* Supplied material
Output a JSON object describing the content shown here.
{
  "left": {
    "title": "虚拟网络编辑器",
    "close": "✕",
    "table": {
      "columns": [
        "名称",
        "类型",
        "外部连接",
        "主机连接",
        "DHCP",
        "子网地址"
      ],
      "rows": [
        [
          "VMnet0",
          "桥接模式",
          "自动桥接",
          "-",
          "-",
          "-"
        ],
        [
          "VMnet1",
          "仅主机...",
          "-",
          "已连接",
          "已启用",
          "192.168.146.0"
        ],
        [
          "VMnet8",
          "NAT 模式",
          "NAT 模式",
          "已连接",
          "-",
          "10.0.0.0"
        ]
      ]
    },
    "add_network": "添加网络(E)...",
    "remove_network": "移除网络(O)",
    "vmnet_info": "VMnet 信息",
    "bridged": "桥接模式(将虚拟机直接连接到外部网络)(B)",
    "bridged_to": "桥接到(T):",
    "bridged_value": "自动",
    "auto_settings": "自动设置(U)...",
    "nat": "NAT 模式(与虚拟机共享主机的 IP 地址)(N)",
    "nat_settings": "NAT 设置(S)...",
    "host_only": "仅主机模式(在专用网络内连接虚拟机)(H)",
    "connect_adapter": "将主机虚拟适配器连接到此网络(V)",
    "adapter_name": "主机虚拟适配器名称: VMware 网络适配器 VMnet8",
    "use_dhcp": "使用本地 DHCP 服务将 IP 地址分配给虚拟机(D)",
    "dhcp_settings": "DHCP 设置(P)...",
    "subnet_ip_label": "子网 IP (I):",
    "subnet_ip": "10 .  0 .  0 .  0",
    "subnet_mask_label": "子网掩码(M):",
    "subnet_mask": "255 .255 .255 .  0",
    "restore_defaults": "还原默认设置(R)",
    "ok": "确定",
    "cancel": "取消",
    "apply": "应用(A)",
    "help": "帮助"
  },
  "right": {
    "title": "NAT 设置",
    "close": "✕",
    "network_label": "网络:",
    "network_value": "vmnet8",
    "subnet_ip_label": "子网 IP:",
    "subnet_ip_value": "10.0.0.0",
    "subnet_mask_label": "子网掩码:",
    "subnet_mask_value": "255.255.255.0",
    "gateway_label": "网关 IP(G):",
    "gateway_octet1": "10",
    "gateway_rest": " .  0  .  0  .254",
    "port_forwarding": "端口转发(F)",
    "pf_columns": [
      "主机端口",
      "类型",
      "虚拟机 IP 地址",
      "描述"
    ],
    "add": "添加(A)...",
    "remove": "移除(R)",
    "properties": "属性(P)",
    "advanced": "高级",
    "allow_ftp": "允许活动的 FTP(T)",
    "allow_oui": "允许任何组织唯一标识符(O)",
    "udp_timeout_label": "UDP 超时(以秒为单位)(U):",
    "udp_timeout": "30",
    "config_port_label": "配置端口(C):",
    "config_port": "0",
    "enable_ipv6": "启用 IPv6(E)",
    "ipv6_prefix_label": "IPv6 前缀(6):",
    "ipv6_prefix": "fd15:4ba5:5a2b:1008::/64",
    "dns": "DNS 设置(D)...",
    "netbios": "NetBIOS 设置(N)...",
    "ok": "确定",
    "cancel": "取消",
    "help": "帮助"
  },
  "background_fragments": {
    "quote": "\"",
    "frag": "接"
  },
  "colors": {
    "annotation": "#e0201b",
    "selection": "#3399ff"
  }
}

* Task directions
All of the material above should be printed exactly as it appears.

* Output of the exercise
Output a JSON object describing the content shown here.
{
  "left": {
    "title": "虚拟网络编辑器",
    "close": "✕",
    "table": {
      "columns": [
        "名称",
        "类型",
        "外部连接",
        "主机连接",
        "DHCP",
        "子网地址"
      ],
      "rows": [
        [
          "VMnet0",
          "桥接模式",
          "自动桥接",
          "-",
          "-",
          "-"
        ],
        [
          "VMnet1",
          "仅主机...",
          "-",
          "已连接",
          "已启用",
          "192.168.146.0"
        ],
        [
          "VMnet8",
          "NAT 模式",
          "NAT 模式",
          "已连接",
          "-",
          "10.0.0.0"
        ]
      ]
    },
    "add_network": "添加网络(E)...",
    "remove_network": "移除网络(O)",
    "vmnet_info": "VMnet 信息",
    "bridged": "桥接模式(将虚拟机直接连接到外部网络)(B)",
    "bridged_to": "桥接到(T):",
    "bridged_value": "自动",
    "auto_settings": "自动设置(U)...",
    "nat": "NAT 模式(与虚拟机共享主机的 IP 地址)(N)",
    "nat_settings": "NAT 设置(S)...",
    "host_only": "仅主机模式(在专用网络内连接虚拟机)(H)",
    "connect_adapter": "将主机虚拟适配器连接到此网络(V)",
    "adapter_name": "主机虚拟适配器名称: VMware 网络适配器 VMnet8",
    "use_dhcp": "使用本地 DHCP 服务将 IP 地址分配给虚拟机(D)",
    "dhcp_settings": "DHCP 设置(P)...",
    "subnet_ip_label": "子网 IP (I):",
    "subnet_ip": "10 .  0 .  0 .  0",
    "subnet_mask_label": "子网掩码(M):",
    "subnet_mask": "255 .255 .255 .  0",
    "restore_defaults": "还原默认设置(R)",
    "ok": "确定",
    "cancel": "取消",
    "apply": "应用(A)",
    "help": "帮助"
  },
  "right": {
    "title": "NAT 设置",
    "close": "✕",
    "network_label": "网络:",
    "network_value": "vmnet8",
    "subnet_ip_label": "子网 IP:",
    "subnet_ip_value": "10.0.0.0",
    "subnet_mask_label": "子网掩码:",
    "subnet_mask_value": "255.255.255.0",
    "gateway_label": "网关 IP(G):",
    "gateway_octet1": "10",
    "gateway_rest": " .  0  .  0  .254",
    "port_forwarding": "端口转发(F)",
    "pf_columns": [
      "主机端口",
      "类型",
      "虚拟机 IP 地址",
      "描述"
    ],
    "add": "添加(A)...",
    "remove": "移除(R)",
    "properties": "属性(P)",
    "advanced": "高级",
    "allow_ftp": "允许活动的 FTP(T)",
    "allow_oui": "允许任何组织唯一标识符(O)",
    "udp_timeout_label": "UDP 超时(以秒为单位)(U):",
    "udp_timeout": "30",
    "config_port_label": "配置端口(C):",
    "config_port": "0",
    "enable_ipv6": "启用 IPv6(E)",
    "ipv6_prefix_label": "IPv6 前缀(6):",
    "ipv6_prefix": "fd15:4ba5:5a2b:1008::/64",
    "dns": "DNS 设置(D)...",
    "netbios": "NetBIOS 设置(N)...",
    "ok": "确定",
    "cancel": "取消",
    "help": "帮助"
  },
  "background_fragments": {
    "quote": "\"",
    "frag": "接"
  },
  "colors": {
    "annotation": "#e0201b",
    "selection": "#3399ff"
  }
}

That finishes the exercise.